   "Fans? What fans?" replied Warriors fullback Lawrence Bowlby when asked about the team's relationship with fans. "Our fans are just our friends." But even with the limited fan support, he says that playing football in Korea "has been a blessing."

   "Not only in being able to do what I love from home, in a country I love, but to be able to meet like-minded individuals, and form the corresponding relationships, it's been a huge add-on to my life here," he said.

   While the sport is steadily gaining in popularity, the players agreed that it pales in comparison to other countries, even those outside of North America. Europe once had a six team league that served as a development league for the NFL. Japan has the X League, a fully professional league with a relatively high level of play. In contrast, the KNFL often has to play on soccer fields with tape used to mark the sidelines and makeshift uprights attached to soccer goals. The Warriors are one of the few teams fortunate enough to have a proper home field, as they play and practice at the high school on the U.S. Army Garrison in Yongsan.

   Doty feels that football is not popular in Korea because Koreans do not enjoy sports that Korean athletes are not known to excel in. "Once one Korean athlete or team succeeds in a new sport, it suddenly becomes popular. Look at figure skating before and after Kim Yu-na," he said, referring to Korea's Olympic gold medalist.

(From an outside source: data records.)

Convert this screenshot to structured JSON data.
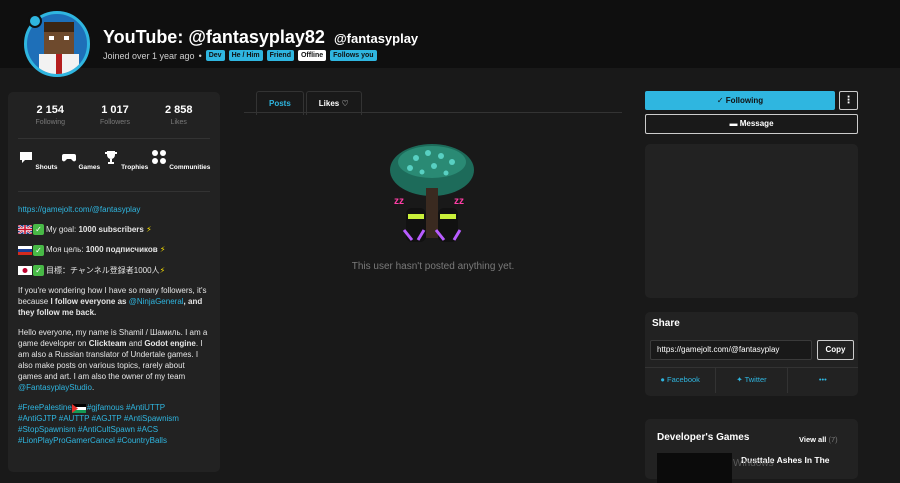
{
  "header": {
    "title": "YouTube: @fantasyplay82",
    "handle": "@fantasyplay",
    "joined": "Joined over 1 year ago",
    "bullet": "•",
    "tags": [
      "Dev",
      "He / Him",
      "Friend",
      "Offline",
      "Follows you"
    ]
  },
  "stats": [
    {
      "value": "2 154",
      "label": "Following"
    },
    {
      "value": "1 017",
      "label": "Followers"
    },
    {
      "value": "2 858",
      "label": "Likes"
    }
  ],
  "nav": [
    {
      "label": "Shouts",
      "icon": "chat-bubble-icon"
    },
    {
      "label": "Games",
      "icon": "gamepad-icon"
    },
    {
      "label": "Trophies",
      "icon": "trophy-icon"
    },
    {
      "label": "Communities",
      "icon": "communities-icon"
    }
  ],
  "bio": {
    "url": "https://gamejolt.com/@fantasyplay",
    "goal_en_prefix": "My goal: ",
    "goal_en_bold": "1000 subscribers",
    "goal_ru_prefix": "Моя цель: ",
    "goal_ru_bold": "1000 подписчиков",
    "goal_jp": "目標：チャンネル登録者1000人",
    "p1_a": "If you're wondering how I have so many followers, it's because ",
    "p1_b": "I follow everyone as",
    "p1_mention": "@NinjaGeneral",
    "p1_c": ", and they follow me back.",
    "p2_a": "Hello everyone, my name is Shamil / Шамиль. I am a game developer on ",
    "p2_b": "Clickteam",
    "p2_c": " and ",
    "p2_d": "Godot engine",
    "p2_e": ". I am also a Russian translator of Undertale games. I also make posts on various topics, rarely about games and art. I am also the owner of my team ",
    "p2_team": "@FantasyplayStudio",
    "p2_end": ".",
    "hashtags_1": "#FreePalestine",
    "hashtags_2": "#gjfamous #AntiUTTP",
    "hashtags_3": "#AntiGJTP #AUTTP #AGJTP #AntiSpawnism",
    "hashtags_4": "#StopSpawnism #AntiCultSpawn #ACS",
    "hashtags_5": "#LionPlayProGamerCancel #CountryBalls"
  },
  "tabs": [
    {
      "label": "Posts"
    },
    {
      "label": "Likes"
    }
  ],
  "empty": "This user hasn't posted anything yet.",
  "actions": {
    "following": "Following",
    "message": "Message",
    "more": "⋮"
  },
  "share": {
    "title": "Share",
    "url": "https://gamejolt.com/@fantasyplay",
    "copy": "Copy",
    "facebook": "Facebook",
    "twitter": "Twitter",
    "more": "•••"
  },
  "dev_games": {
    "title": "Developer's Games",
    "view_all": "View all",
    "count": "(7)",
    "first_game": "Dusttale Ashes In The"
  },
  "watermark": "Windows"
}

   "I would like to see football played as a professional sport in Korea in 10 years. I would like to see the Korean National team improve. I would like to see the high schools in Korea have leagues and I would also like to see real football dedicated fields in Korea," said Braedon.

The Seoul Warriors pose with the KNFL championship tropy after defeating the Domino Breakers.

Bowlby said that for football to become a major sport in Korea, a Korean team would have to defeat a Japanese team. The checkered past between the neighboring countries creates a natural sports rivalry that is often played out on soccer pitches, baseball fields, ice rinks, and whenever teams or players from the two countries meet. Japan's football team is a two time American Football World Cup champion, and the Korean team has only qualified for the world cup once, finishing in fifth place. Whenever the national teams meet, Japan has always dominated.

   "I plan to put an end to that," said Bowlby, who added that he is doing his part to help improve Korean football as the offensive coordinator at Korea University.

   Macleod thinks that the KNFL can only become stronger if Korean players begin to play at younger ages.

   "Most all of us on the team have at one time or another played football when we were young," he explained. Meanwhile, many Korean KNFL players first played football in the KNFL itself.

   The Warriors' dreams of a future where their sport has a higher profile in Korea may be a long way off, but in the short term, they are looking ahead to the Kimchi Bowl. Fans who wish to attend the game at Yongsan Garrison in Seoul must e-mail the team at seoulfootball@gmail.com in advance for security reasons.